:: WORK ORDER ::
Sort through the listing below and keep each line with the word "after". Copy those.

:: LISTED RECORDS ::
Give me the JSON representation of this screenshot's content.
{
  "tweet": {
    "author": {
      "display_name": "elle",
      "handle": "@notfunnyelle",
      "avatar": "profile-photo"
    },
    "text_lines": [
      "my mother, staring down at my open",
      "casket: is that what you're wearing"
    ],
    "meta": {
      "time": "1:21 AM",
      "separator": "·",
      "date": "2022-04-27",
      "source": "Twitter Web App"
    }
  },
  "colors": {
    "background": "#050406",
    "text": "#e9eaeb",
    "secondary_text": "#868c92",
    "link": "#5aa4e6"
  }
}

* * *

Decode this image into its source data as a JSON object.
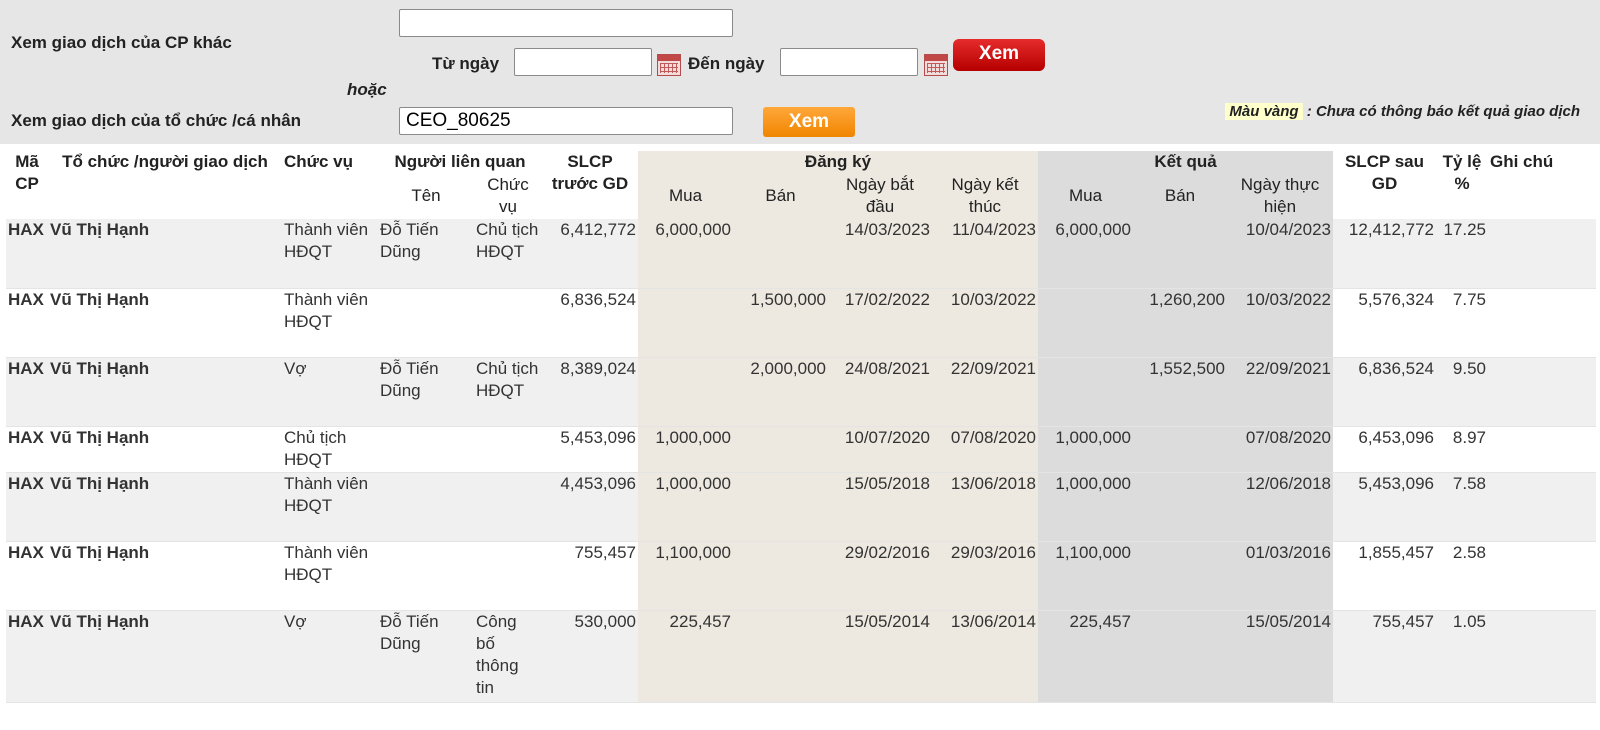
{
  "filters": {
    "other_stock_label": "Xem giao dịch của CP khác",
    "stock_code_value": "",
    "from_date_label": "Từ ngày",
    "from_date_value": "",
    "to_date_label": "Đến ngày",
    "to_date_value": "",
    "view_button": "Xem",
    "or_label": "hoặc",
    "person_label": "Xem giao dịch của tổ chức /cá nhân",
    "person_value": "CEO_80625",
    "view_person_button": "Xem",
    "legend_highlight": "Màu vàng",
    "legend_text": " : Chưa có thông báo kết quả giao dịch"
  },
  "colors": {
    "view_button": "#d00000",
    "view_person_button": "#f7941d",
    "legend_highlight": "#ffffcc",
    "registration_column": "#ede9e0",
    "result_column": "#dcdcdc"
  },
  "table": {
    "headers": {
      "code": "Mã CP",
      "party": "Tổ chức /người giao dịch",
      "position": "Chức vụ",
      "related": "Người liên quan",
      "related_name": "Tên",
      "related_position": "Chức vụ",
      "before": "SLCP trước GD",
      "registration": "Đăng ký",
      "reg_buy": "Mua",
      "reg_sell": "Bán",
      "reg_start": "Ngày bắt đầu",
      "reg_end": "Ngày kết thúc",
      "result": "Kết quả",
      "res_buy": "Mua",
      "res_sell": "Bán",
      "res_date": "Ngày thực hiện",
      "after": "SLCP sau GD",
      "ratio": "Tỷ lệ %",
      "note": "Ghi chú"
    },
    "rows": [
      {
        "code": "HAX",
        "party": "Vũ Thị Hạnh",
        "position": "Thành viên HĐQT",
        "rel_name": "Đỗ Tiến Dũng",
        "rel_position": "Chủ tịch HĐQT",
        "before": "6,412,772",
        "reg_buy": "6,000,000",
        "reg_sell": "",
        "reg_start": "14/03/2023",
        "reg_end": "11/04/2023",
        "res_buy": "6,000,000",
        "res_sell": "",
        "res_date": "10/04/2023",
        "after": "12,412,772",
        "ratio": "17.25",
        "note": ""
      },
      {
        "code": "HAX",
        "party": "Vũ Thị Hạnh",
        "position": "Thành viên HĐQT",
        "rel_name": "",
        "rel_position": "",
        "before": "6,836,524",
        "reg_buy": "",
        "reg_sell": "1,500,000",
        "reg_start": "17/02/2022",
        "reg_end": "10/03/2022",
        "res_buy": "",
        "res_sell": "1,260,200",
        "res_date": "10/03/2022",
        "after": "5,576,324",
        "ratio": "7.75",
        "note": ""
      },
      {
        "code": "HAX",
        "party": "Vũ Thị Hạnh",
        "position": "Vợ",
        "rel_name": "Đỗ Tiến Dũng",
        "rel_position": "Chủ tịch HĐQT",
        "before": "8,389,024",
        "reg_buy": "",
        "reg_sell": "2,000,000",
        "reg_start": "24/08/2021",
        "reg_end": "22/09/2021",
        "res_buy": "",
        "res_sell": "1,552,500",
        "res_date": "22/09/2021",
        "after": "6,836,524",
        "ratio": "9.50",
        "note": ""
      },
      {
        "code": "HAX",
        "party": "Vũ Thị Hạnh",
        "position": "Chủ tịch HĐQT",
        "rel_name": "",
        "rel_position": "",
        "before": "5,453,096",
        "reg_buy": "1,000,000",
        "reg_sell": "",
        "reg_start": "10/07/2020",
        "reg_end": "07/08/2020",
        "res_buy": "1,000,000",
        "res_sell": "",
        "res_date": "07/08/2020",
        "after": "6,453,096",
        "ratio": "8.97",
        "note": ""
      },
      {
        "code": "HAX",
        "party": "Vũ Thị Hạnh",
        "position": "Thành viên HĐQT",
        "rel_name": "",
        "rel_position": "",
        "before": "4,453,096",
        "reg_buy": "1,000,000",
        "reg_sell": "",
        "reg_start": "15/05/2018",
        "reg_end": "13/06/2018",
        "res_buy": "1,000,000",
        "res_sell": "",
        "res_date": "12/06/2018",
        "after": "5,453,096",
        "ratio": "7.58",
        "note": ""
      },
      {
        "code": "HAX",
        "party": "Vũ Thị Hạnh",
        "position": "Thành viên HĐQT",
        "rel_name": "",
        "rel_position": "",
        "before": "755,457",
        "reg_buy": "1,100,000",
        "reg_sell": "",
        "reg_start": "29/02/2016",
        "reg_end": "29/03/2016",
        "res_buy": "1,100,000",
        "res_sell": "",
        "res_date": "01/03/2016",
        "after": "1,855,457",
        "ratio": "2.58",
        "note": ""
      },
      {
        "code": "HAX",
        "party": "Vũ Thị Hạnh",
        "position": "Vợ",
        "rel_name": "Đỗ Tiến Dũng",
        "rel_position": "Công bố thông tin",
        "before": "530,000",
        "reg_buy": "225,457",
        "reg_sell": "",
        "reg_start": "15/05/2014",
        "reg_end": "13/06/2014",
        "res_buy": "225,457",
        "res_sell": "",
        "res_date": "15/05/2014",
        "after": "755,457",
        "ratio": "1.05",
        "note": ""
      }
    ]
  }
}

:: REPLY TO THE TASK ::
      "after": "SLCP sau GD",
        "after": "12,412,772",
        "after": "5,576,324",
        "after": "6,836,524",
        "after": "6,453,096",
        "after": "5,453,096",
        "after": "1,855,457",
        "after": "755,457",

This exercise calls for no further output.